WHAT IS REQUIRED> Scan the material for the string "title" and copy out every line in which it occurs.

ENTRIES PROVIDED>
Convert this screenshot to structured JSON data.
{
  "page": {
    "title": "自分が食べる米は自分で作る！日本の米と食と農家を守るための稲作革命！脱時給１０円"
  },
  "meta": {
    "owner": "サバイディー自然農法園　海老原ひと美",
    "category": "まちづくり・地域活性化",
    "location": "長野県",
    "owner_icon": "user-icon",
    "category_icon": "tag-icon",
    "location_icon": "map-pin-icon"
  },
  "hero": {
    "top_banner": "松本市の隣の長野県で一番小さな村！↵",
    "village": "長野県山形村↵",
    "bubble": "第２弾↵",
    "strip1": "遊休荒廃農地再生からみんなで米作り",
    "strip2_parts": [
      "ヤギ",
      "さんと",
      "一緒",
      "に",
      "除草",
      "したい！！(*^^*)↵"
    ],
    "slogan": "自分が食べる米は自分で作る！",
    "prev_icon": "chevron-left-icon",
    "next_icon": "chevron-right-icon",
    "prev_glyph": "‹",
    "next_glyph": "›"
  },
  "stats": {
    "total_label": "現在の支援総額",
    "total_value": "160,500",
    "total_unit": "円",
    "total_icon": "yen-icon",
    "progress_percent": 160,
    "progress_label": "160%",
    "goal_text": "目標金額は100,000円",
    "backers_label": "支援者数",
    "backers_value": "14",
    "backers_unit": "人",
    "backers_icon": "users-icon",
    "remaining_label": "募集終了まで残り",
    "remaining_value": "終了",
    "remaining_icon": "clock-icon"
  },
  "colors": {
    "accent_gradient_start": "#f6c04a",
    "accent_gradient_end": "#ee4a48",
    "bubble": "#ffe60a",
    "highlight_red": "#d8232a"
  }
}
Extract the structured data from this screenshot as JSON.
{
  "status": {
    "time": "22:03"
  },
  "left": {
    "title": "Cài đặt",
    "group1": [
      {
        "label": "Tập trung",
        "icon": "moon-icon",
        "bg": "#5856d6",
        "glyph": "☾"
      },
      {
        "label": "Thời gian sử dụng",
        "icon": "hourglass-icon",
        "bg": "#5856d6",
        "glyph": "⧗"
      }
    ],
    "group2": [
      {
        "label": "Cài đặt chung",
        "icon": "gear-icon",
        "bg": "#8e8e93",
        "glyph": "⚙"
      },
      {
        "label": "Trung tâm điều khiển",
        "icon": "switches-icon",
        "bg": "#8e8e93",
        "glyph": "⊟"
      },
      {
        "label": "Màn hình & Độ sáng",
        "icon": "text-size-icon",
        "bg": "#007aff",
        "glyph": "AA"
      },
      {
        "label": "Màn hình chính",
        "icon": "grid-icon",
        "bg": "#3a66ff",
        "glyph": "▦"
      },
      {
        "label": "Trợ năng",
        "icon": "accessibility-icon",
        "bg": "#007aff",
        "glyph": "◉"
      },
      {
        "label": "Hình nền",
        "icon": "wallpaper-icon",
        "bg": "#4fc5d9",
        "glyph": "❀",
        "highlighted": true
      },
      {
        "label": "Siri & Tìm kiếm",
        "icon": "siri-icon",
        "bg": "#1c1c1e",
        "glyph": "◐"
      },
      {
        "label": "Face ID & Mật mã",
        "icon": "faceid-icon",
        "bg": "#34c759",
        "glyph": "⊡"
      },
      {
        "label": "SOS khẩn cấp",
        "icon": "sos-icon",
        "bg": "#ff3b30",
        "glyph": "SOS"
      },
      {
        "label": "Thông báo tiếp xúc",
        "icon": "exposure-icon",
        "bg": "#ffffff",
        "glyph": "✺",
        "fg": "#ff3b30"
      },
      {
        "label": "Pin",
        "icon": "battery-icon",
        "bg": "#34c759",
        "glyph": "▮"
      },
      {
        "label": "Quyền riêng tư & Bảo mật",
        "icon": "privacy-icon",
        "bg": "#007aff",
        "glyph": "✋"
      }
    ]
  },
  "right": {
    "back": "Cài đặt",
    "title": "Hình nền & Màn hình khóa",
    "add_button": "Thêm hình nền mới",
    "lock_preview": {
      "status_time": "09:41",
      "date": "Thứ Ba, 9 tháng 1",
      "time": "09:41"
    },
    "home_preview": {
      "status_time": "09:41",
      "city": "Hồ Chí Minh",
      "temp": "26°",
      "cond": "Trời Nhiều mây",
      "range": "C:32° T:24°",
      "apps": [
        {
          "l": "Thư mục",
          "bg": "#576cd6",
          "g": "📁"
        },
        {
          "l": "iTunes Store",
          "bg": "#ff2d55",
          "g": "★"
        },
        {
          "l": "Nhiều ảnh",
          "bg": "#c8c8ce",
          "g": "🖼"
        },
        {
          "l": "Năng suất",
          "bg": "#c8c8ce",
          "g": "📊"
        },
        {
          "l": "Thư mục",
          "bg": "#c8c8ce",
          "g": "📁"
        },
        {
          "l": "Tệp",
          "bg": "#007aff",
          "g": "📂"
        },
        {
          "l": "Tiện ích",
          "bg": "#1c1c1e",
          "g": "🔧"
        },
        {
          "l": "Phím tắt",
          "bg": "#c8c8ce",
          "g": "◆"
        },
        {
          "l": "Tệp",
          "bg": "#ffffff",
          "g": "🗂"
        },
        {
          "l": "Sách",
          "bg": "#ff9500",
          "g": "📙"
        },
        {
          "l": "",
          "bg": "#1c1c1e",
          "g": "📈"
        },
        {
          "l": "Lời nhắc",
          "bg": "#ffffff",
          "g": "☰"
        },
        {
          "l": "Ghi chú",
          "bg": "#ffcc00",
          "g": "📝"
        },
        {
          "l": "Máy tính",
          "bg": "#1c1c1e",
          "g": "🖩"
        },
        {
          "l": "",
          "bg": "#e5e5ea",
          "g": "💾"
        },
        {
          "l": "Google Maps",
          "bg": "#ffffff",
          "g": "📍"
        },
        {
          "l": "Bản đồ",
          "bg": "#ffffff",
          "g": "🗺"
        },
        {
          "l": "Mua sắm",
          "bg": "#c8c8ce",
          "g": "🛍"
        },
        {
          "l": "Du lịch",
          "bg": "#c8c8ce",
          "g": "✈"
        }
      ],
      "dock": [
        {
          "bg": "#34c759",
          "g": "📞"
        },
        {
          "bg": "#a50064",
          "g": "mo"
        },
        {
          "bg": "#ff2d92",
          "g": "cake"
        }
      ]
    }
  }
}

ANSWER BOX>
    "title": "自分が食べる米は自分で作る！日本の米と食と農家を守るための稲作革命！脱時給１０円"
    "title": "Cài đặt",
    "title": "Hình nền & Màn hình khóa",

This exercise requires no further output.